Photo: David Vintiner, Art Direction: Gem Fletcher, 2017
John Cage, Strings 1-20 (1980) | Monotype, strings embossed on paper | ©John Cage Trust
About 100 years ago, the radio began to change our listening habits and to revolutionize the cultural techniques of transmission and reception. Since the beginning of digitization, the radio has been in transition. While radio art migrates to other media, the possibilities and occurrences of transmission and reception are multiplying. Twenty-first-century humans are constantly “broadcasting.” The question of what is being transmitted and received, what is hidden and what is understood, not only pursues technical and psychoacoustic factors, but also political interests.
In the walk-in radio archive Radiophonic Spaces, each of the more than 200 works of German-language and international radio art spanning 100 years can be heard and explored. Its immersive spatial design enables visitors to experience composition methods and experiments, apparatus and discourses around the radio. A digital reference work allows the audience to dive deeper into the history of radio art.
From November 1 to 3, the opening event Der Ohrenmensch introduced the radio archive with a three-day program discovering the knowledge of listening. In concerts, performances, and lectures, artists and theorists explored aesthetic and theoretical conditions of the radiophonic event as well as political options for action within the radiophonic space.
For the accompanying program of Radiophonic Spaces artists, students and radio professionals invite visitors to talks, concerts, live radio broadcasts, and shared listening sessions. Talks with radio professionals will discuss the present state and the future of radiophonic environments. Workshops and sound performances for kids, teens and adults will explore the walk-in radio archive in various ways. A workshop for school classes with büro eta boeklund and illustrator Dan Abbott maps the sound and knowledge spaces of the radio archive to make the invisible visible.

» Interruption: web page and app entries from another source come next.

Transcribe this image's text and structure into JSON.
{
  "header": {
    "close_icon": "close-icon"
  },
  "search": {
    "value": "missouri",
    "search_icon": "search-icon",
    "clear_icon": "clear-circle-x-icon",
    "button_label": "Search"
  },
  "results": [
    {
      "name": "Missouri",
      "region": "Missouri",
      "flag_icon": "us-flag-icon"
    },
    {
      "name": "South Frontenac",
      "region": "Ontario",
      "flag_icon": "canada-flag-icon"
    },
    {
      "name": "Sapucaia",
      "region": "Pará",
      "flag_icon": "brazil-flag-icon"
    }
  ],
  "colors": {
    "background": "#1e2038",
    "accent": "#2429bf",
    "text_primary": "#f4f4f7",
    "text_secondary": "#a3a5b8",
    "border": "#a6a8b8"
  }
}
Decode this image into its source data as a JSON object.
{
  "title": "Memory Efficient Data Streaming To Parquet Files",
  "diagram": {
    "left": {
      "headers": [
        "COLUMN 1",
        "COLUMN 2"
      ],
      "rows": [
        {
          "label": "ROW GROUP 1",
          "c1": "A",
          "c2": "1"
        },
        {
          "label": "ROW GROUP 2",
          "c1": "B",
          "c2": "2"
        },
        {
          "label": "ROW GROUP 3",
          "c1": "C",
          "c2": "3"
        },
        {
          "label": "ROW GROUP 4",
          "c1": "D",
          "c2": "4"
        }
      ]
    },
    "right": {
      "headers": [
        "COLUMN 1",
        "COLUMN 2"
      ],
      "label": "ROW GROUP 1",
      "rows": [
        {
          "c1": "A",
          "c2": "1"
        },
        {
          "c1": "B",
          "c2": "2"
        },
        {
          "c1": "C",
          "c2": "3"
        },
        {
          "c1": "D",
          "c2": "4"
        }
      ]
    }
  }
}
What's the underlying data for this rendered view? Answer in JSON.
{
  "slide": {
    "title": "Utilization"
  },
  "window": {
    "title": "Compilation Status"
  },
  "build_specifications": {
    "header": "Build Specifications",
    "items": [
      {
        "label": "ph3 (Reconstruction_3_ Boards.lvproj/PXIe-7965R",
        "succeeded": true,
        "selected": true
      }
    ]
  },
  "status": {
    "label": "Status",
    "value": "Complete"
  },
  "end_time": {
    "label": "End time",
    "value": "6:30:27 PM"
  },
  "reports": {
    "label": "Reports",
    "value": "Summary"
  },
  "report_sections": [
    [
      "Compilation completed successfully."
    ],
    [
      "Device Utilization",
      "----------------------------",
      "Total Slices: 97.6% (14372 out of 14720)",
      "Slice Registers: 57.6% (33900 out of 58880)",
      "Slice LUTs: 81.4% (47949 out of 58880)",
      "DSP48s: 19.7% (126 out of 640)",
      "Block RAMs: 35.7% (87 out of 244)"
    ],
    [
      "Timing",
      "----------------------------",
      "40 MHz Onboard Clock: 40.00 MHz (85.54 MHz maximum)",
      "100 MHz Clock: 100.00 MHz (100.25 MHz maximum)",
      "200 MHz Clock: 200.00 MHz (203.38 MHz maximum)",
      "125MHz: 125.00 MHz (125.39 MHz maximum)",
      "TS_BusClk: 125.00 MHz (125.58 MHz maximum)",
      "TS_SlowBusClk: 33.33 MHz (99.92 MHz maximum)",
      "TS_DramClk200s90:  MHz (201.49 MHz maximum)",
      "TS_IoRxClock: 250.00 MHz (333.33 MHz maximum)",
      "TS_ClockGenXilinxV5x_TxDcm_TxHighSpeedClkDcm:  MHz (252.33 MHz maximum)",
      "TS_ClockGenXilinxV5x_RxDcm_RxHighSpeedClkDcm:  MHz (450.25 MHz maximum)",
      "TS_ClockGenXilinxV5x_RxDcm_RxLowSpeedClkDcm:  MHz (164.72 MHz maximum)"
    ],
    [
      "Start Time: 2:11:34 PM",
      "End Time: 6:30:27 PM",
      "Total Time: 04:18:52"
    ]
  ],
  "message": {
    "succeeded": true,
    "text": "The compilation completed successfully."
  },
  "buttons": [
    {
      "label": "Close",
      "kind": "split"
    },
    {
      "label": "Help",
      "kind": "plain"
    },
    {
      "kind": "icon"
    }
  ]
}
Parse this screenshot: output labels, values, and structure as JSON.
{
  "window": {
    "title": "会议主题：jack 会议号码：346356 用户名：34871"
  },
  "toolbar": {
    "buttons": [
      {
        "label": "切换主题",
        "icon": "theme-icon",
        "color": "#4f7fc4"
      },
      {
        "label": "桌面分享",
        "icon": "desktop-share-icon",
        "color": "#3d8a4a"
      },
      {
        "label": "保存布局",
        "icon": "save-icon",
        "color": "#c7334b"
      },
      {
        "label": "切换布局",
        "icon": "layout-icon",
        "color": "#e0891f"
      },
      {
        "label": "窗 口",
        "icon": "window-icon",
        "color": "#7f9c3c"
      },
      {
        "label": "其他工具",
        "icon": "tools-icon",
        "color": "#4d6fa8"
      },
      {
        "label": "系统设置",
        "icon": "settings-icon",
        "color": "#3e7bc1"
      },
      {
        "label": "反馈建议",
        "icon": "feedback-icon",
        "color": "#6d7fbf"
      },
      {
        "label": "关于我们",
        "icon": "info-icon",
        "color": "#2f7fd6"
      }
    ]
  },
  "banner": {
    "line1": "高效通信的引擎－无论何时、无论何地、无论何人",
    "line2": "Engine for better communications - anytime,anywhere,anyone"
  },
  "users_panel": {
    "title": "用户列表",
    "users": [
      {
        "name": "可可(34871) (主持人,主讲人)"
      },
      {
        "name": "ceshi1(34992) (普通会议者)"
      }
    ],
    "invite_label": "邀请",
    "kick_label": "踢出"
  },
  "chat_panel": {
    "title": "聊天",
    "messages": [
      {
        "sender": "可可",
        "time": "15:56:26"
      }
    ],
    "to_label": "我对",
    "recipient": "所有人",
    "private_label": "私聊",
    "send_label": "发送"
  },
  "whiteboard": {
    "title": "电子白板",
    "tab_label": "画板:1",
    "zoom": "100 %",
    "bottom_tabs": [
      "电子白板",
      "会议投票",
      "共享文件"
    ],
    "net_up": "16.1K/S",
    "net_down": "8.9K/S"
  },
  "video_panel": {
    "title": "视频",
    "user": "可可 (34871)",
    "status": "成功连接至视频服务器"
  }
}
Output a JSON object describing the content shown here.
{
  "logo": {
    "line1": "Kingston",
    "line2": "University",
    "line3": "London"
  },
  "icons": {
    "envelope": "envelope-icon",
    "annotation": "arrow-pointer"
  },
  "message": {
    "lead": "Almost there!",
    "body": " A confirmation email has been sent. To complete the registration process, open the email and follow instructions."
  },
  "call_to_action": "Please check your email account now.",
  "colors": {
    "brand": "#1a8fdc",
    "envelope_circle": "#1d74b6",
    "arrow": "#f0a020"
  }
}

Radiophonic Spaces with works by Ammer & Console, Alessandro Bosetti, Andrea Cohen and Diego Losa, John Cage, Ferdinand Kriwet, Christina Kubisch, Friederike Mayröcker, Michaela Melián, László Moholy-Nagy, Kaye Mortley, Olaf Nicolai, Georges Perec, Paul Plamper, Milo Rau, Carl Sagan, Natascha Sadr Haghighian, Eran Schaerf, Dziga Vertov, Ror Wolf, and others.
Conceived by Nathalie Singer (Professor for Experimental Radio, Bauhaus University Weimar) with a team of radio experts.
Der Ohrenmensch with contributions by ARK (Johannes Ismaiel-Wendt, Sebastian Kunas, Malte Pelleter), Nathalie Anguezomo Mba Bikoro and Gilles Aubry, Hermann Bohlen, Lino Camprubí, Cevdet Erek, Wolfgang Ernst, Beatriz Ferreyra, Marie Guérin, Wolfgang Hagen, Alexandra Hui, Hassan Khan, Sebastian Kunas, Verena Kuni, Aurélie Nyirabikali Lierman, Flora Lysen, Stefan Maier, Mara Mills, Nástio Mosquito and Martin Hirsch, Marko Peljhan, Marina Rosenfeld, Zoran Terzić, Viktoria Tkaczyk, Sarah Washington, Anna Zett, Elisabeth Zimmermann, and others.
More about the project ...
Part of 100 Years of Now